Full Body Hit Locations

“Hey, while adventuring, you’re likely to get hurt. Like HURT hurt. Real bad. You sure you’re up for it?”

A while back, I came across this image:

It reminded me of a hit location table I made for a Runequest-based game I used to run years back. (Apparently the above image is from the Wellcome Collection, CC 4.0 International license, link here).

So I figured that I’d make an updated version of the old image, with a little more design applied. It’s a 2d20 full-body table, and it has been approximately optimized so that most attacks hit the arms or the torso. Have a look, try it out. Continue reading “Full Body Hit Locations”

Servants & Services

“Swords, spells and tools only get you so far! A smart delver knows when to hire some ‘elp, and never goes into a cave all by their lonesome.”

I ran Gnole House (from the DCC RPG Quick Start PDF, available here) for my Monday group last week, and despite the desperately remote location of the house, they’re planning on refurbishing the creepy old mansion for their own needs.

For this purpose, I ended up needing to sketch up a price list for various services and servants, since obviously they’re not opting for home improvement themselves (and none of the magic users have handy access to Mending).

So, I give to you an approximate price list for services, servants and henchmen, for use in a DCC setting.

Cheers,

AMP

Services, servants and henchmen: DCC_Services&Servants_AMP

Header art by the most serviceable Danny Prescott.

Judge’s Checksheet

“Lotsa things can ‘appen to a delver, under the mountain or in the forgotten places. Some get set on fire, some fall down ‘oles. Others come back blind, crippled, or worse!

You’d do best to stay at home boy, tendin’ the turnips an’ sloppin’ the pigs.”

I don’t use a Judge’s screen: I let the dice fall where they may, and make all rolls out in the open. But recently, I had to figure out how the DCC rules handle blindness.
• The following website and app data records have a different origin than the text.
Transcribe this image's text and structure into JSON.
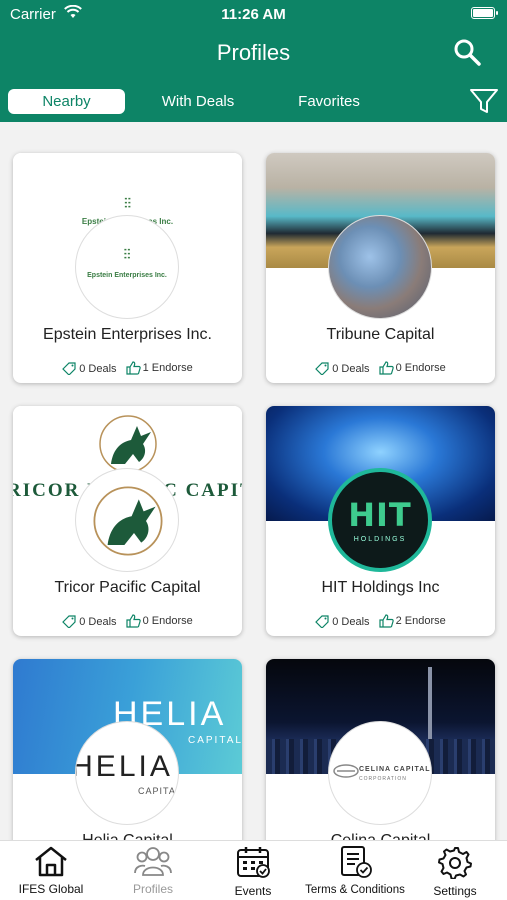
{
  "status": {
    "carrier": "Carrier",
    "time": "11:26 AM"
  },
  "header": {
    "title": "Profiles"
  },
  "tabs": {
    "nearby": "Nearby",
    "with_deals": "With Deals",
    "favorites": "Favorites"
  },
  "cards": [
    {
      "name": "Epstein Enterprises Inc.",
      "deals": "0 Deals",
      "endorse": "1 Endorse",
      "cover_text": "Epstein Enterprises Inc.",
      "logo_text": "Epstein Enterprises Inc."
    },
    {
      "name": "Tribune Capital",
      "deals": "0 Deals",
      "endorse": "0 Endorse"
    },
    {
      "name": "Tricor Pacific Capital",
      "deals": "0 Deals",
      "endorse": "0 Endorse",
      "cover_text": "RICOR PACIFIC CAPITA"
    },
    {
      "name": "HIT Holdings Inc",
      "deals": "0 Deals",
      "endorse": "2 Endorse",
      "logo_text": "HIT",
      "logo_sub": "HOLDINGS"
    },
    {
      "name": "Helia Capital",
      "cover_text": "HELIA",
      "cover_sub": "CAPITAL",
      "logo_text": "HELIA",
      "logo_sub": "CAPITAL"
    },
    {
      "name": "Celina Capital",
      "logo_text": "CELINA CAPITAL",
      "logo_sub": "CORPORATION"
    }
  ],
  "tabbar": {
    "home": "IFES Global",
    "profiles": "Profiles",
    "events": "Events",
    "terms": "Terms & Conditions",
    "settings": "Settings"
  },
  "colors": {
    "primary": "#0d8466",
    "active_tab_text": "#0d8466"
  }
}
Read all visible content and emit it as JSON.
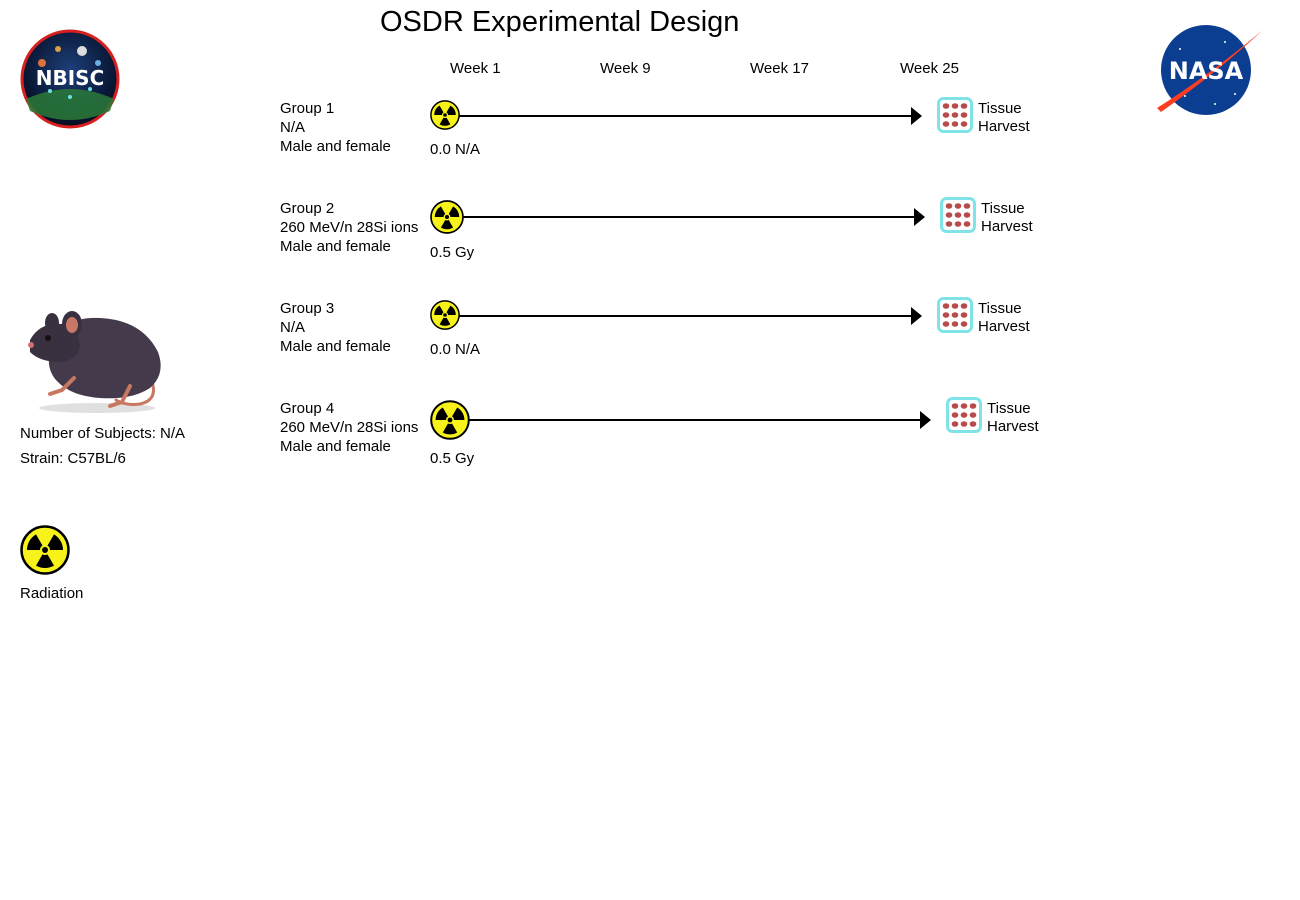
{
  "title": "OSDR Experimental Design",
  "logos": {
    "left": {
      "icon": "nbisc-logo",
      "text": "NBISC"
    },
    "right": {
      "icon": "nasa-logo",
      "text": "NASA"
    }
  },
  "timeline": {
    "weeks": [
      "Week 1",
      "Week 9",
      "Week 17",
      "Week 25"
    ]
  },
  "groups": [
    {
      "name": "Group 1",
      "radiation": "N/A",
      "sex": "Male and female",
      "dose": "0.0 N/A",
      "endpoint": [
        "Tissue",
        "Harvest"
      ]
    },
    {
      "name": "Group 2",
      "radiation": "260 MeV/n 28Si ions",
      "sex": "Male and female",
      "dose": "0.5 Gy",
      "endpoint": [
        "Tissue",
        "Harvest"
      ]
    },
    {
      "name": "Group 3",
      "radiation": "N/A",
      "sex": "Male and female",
      "dose": "0.0 N/A",
      "endpoint": [
        "Tissue",
        "Harvest"
      ]
    },
    {
      "name": "Group 4",
      "radiation": "260 MeV/n 28Si ions",
      "sex": "Male and female",
      "dose": "0.5 Gy",
      "endpoint": [
        "Tissue",
        "Harvest"
      ]
    }
  ],
  "subjects": {
    "icon": "mouse-icon",
    "count_label": "Number of Subjects: N/A",
    "strain_label": "Strain: C57BL/6"
  },
  "legend": {
    "icon": "radiation-icon",
    "label": "Radiation"
  },
  "colors": {
    "radiation_yellow": "#f7f21a",
    "nasa_blue": "#0b3d91",
    "nasa_red": "#fc3d21",
    "nbisc_ring": "#d62020",
    "tissue_frame": "#7fe3e8",
    "tissue_red": "#b84a4a"
  }
}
After eventually finding the rulings somewhere under the warrior deeds, I figured that I’d need some assisting notes for further sessions. So I made these cheatsheets! Continue reading “Judge’s Checksheet”